**WHAT THIS TASK INVOLVES**
Everything in the entries is to be written out exactly, except for the pictures.

*-*-*

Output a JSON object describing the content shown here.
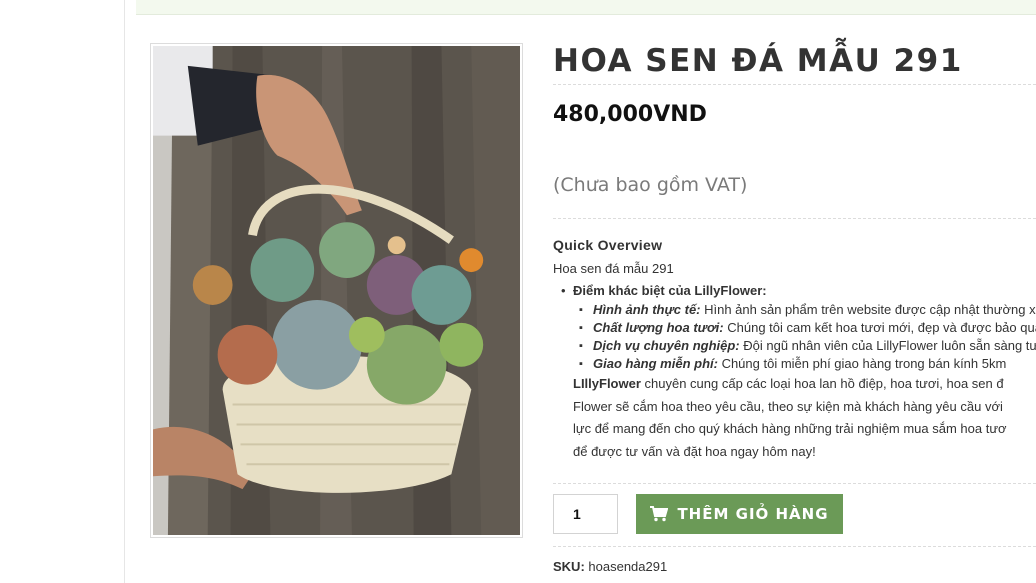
{
  "product": {
    "title": "HOA SEN ĐÁ MẪU 291",
    "price": "480,000VND",
    "vat_note": "(Chưa bao gồm VAT)",
    "overview_heading": "Quick Overview",
    "description": "Hoa sen đá mẫu 291",
    "differences_heading": "Điểm khác biệt của LillyFlower:",
    "features": [
      {
        "label": "Hình ảnh thực tế:",
        "text": " Hình ảnh sản phẩm trên website được cập nhật thường x"
      },
      {
        "label": "Chất lượng hoa tươi:",
        "text": " Chúng tôi cam kết hoa tươi mới, đẹp và được bảo quả"
      },
      {
        "label": "Dịch vụ chuyên nghiệp:",
        "text": " Đội ngũ nhân viên của LillyFlower luôn sẵn sàng tư"
      },
      {
        "label": "Giao hàng miễn phí:",
        "text": " Chúng tôi miễn phí giao hàng trong bán kính 5km"
      }
    ],
    "paragraph": {
      "brand": "LIllyFlower",
      "line1": " chuyên cung cấp các loại hoa lan hồ điệp, hoa tươi, hoa sen đ",
      "line2": "Flower sẽ cắm hoa theo yêu cầu, theo sự kiện mà khách hàng yêu cầu với",
      "line3": "lực để mang đến cho quý khách hàng những trải nghiệm mua sắm hoa tươ",
      "line4": "để được tư vấn và đặt hoa ngay hôm nay!"
    },
    "sku_label": "SKU:",
    "sku_value": "hoasenda291"
  },
  "cart": {
    "quantity": "1",
    "button_label": "THÊM GIỎ HÀNG",
    "icon": "shopping-cart-icon"
  },
  "image": {
    "subject": "succulent basket photo"
  },
  "colors": {
    "accent": "#6b9a57",
    "banner": "#f3f9ee"
  }
}
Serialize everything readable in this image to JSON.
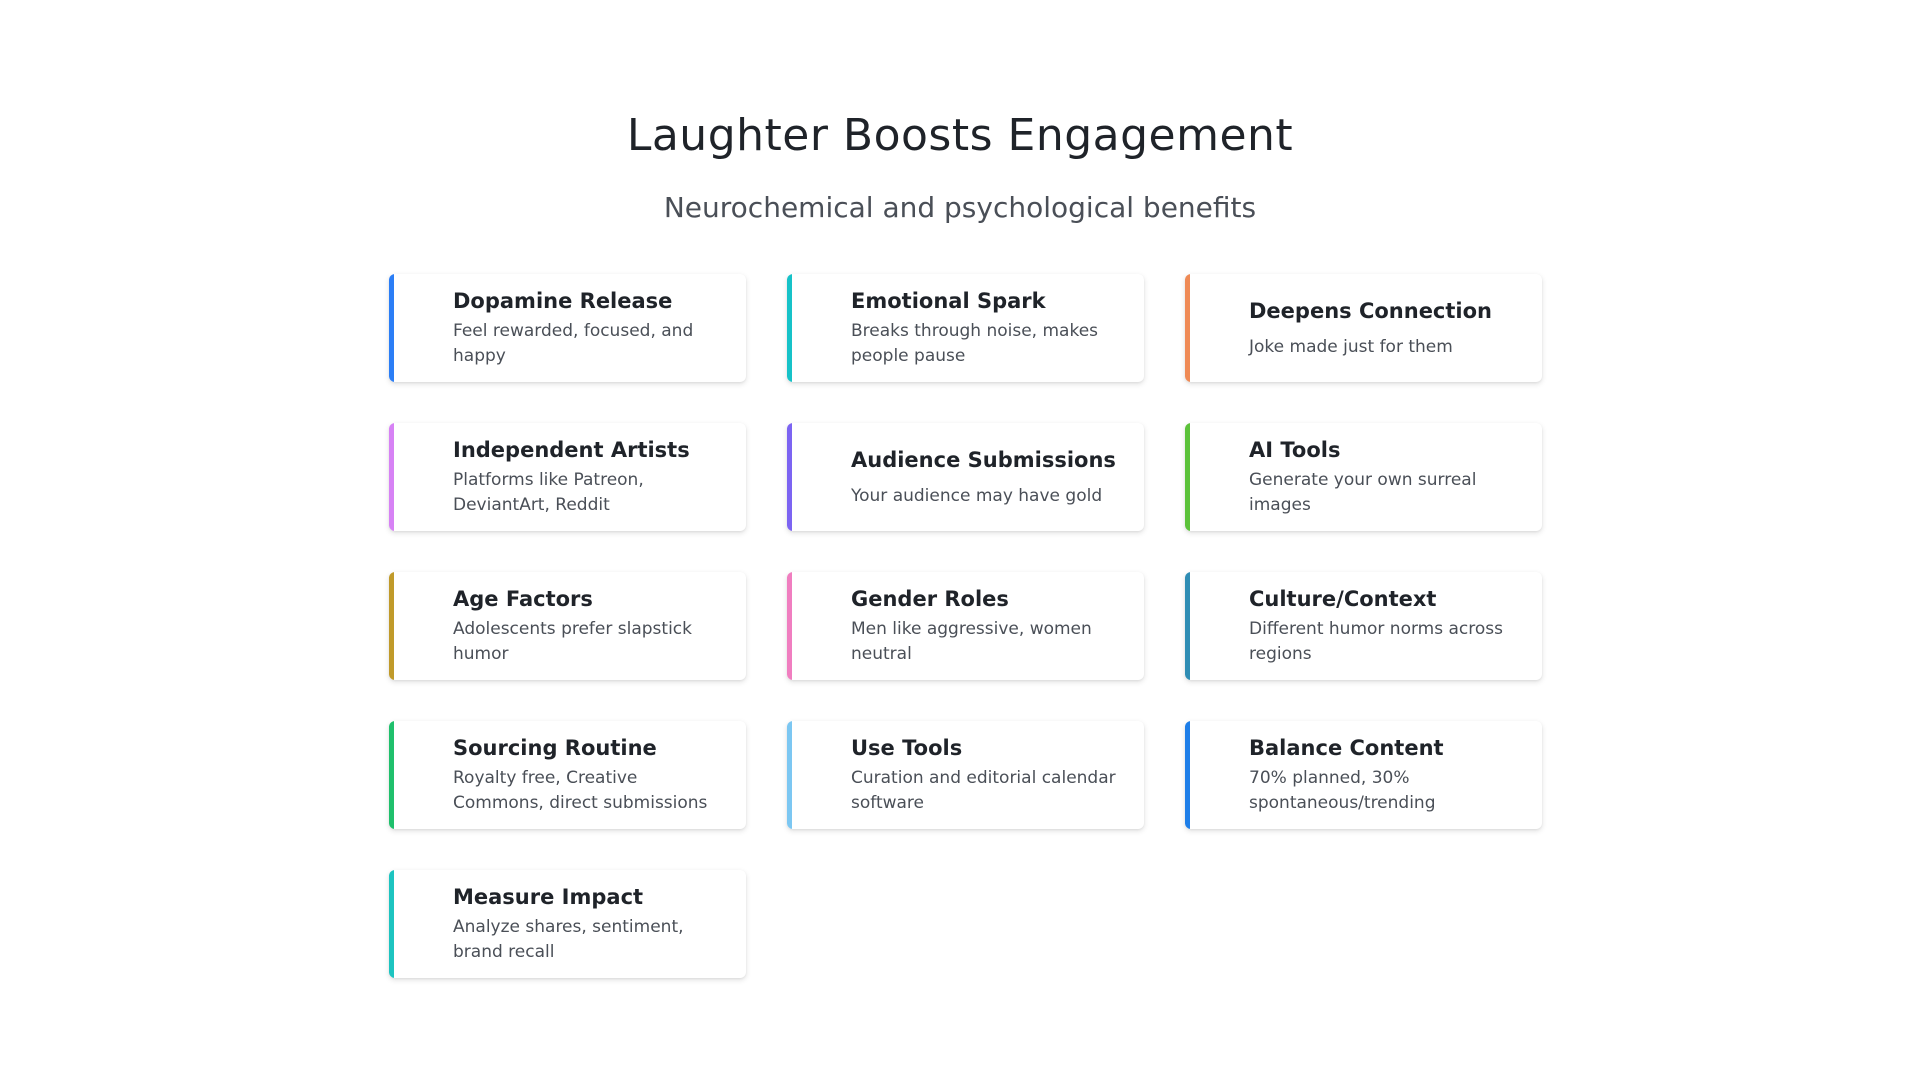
{
  "header": {
    "title": "Laughter Boosts Engagement",
    "subtitle": "Neurochemical and psychological benefits"
  },
  "cards": [
    {
      "title": "Dopamine Release",
      "description": "Feel rewarded, focused, and happy",
      "accent_color": "#2b7ef6"
    },
    {
      "title": "Emotional Spark",
      "description": "Breaks through noise, makes people pause",
      "accent_color": "#16c2c8"
    },
    {
      "title": "Deepens Connection",
      "description": "Joke made just for them",
      "accent_color": "#ef8a55"
    },
    {
      "title": "Independent Artists",
      "description": "Platforms like Patreon, DeviantArt, Reddit",
      "accent_color": "#d782f5"
    },
    {
      "title": "Audience Submissions",
      "description": "Your audience may have gold",
      "accent_color": "#7c64f2"
    },
    {
      "title": "AI Tools",
      "description": "Generate your own surreal images",
      "accent_color": "#5cc23a"
    },
    {
      "title": "Age Factors",
      "description": "Adolescents prefer slapstick humor",
      "accent_color": "#c09a2a"
    },
    {
      "title": "Gender Roles",
      "description": "Men like aggressive, women neutral",
      "accent_color": "#f07ec0"
    },
    {
      "title": "Culture/Context",
      "description": "Different humor norms across regions",
      "accent_color": "#2f8db4"
    },
    {
      "title": "Sourcing Routine",
      "description": "Royalty free, Creative Commons, direct submissions",
      "accent_color": "#1fc06c"
    },
    {
      "title": "Use Tools",
      "description": "Curation and editorial calendar software",
      "accent_color": "#7cc7f2"
    },
    {
      "title": "Balance Content",
      "description": "70% planned, 30% spontaneous/trending",
      "accent_color": "#1e7ee8"
    },
    {
      "title": "Measure Impact",
      "description": "Analyze shares, sentiment, brand recall",
      "accent_color": "#1dc4c0"
    }
  ]
}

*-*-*

**RESULT OF THIS TASK**
Output a JSON object describing the content shown here.
{
  "product": {
    "title": "HOA SEN ĐÁ MẪU 291",
    "price": "480,000VND",
    "vat_note": "(Chưa bao gồm VAT)",
    "overview_heading": "Quick Overview",
    "description": "Hoa sen đá mẫu 291",
    "differences_heading": "Điểm khác biệt của LillyFlower:",
    "features": [
      {
        "label": "Hình ảnh thực tế:",
        "text": " Hình ảnh sản phẩm trên website được cập nhật thường x"
      },
      {
        "label": "Chất lượng hoa tươi:",
        "text": " Chúng tôi cam kết hoa tươi mới, đẹp và được bảo quả"
      },
      {
        "label": "Dịch vụ chuyên nghiệp:",
        "text": " Đội ngũ nhân viên của LillyFlower luôn sẵn sàng tư"
      },
      {
        "label": "Giao hàng miễn phí:",
        "text": " Chúng tôi miễn phí giao hàng trong bán kính 5km"
      }
    ],
    "paragraph": {
      "brand": "LIllyFlower",
      "line1": " chuyên cung cấp các loại hoa lan hồ điệp, hoa tươi, hoa sen đ",
      "line2": "Flower sẽ cắm hoa theo yêu cầu, theo sự kiện mà khách hàng yêu cầu với",
      "line3": "lực để mang đến cho quý khách hàng những trải nghiệm mua sắm hoa tươ",
      "line4": "để được tư vấn và đặt hoa ngay hôm nay!"
    },
    "sku_label": "SKU:",
    "sku_value": "hoasenda291"
  },
  "cart": {
    "quantity": "1",
    "button_label": "THÊM GIỎ HÀNG",
    "icon": "shopping-cart-icon"
  },
  "image": {
    "subject": "succulent basket photo"
  },
  "colors": {
    "accent": "#6b9a57",
    "banner": "#f3f9ee"
  }
}
Serialize everything readable in this image to JSON.
{
  "header": {
    "title": "Laughter Boosts Engagement",
    "subtitle": "Neurochemical and psychological benefits"
  },
  "cards": [
    {
      "title": "Dopamine Release",
      "description": "Feel rewarded, focused, and happy",
      "accent_color": "#2b7ef6"
    },
    {
      "title": "Emotional Spark",
      "description": "Breaks through noise, makes people pause",
      "accent_color": "#16c2c8"
    },
    {
      "title": "Deepens Connection",
      "description": "Joke made just for them",
      "accent_color": "#ef8a55"
    },
    {
      "title": "Independent Artists",
      "description": "Platforms like Patreon, DeviantArt, Reddit",
      "accent_color": "#d782f5"
    },
    {
      "title": "Audience Submissions",
      "description": "Your audience may have gold",
      "accent_color": "#7c64f2"
    },
    {
      "title": "AI Tools",
      "description": "Generate your own surreal images",
      "accent_color": "#5cc23a"
    },
    {
      "title": "Age Factors",
      "description": "Adolescents prefer slapstick humor",
      "accent_color": "#c09a2a"
    },
    {
      "title": "Gender Roles",
      "description": "Men like aggressive, women neutral",
      "accent_color": "#f07ec0"
    },
    {
      "title": "Culture/Context",
      "description": "Different humor norms across regions",
      "accent_color": "#2f8db4"
    },
    {
      "title": "Sourcing Routine",
      "description": "Royalty free, Creative Commons, direct submissions",
      "accent_color": "#1fc06c"
    },
    {
      "title": "Use Tools",
      "description": "Curation and editorial calendar software",
      "accent_color": "#7cc7f2"
    },
    {
      "title": "Balance Content",
      "description": "70% planned, 30% spontaneous/trending",
      "accent_color": "#1e7ee8"
    },
    {
      "title": "Measure Impact",
      "description": "Analyze shares, sentiment, brand recall",
      "accent_color": "#1dc4c0"
    }
  ]
}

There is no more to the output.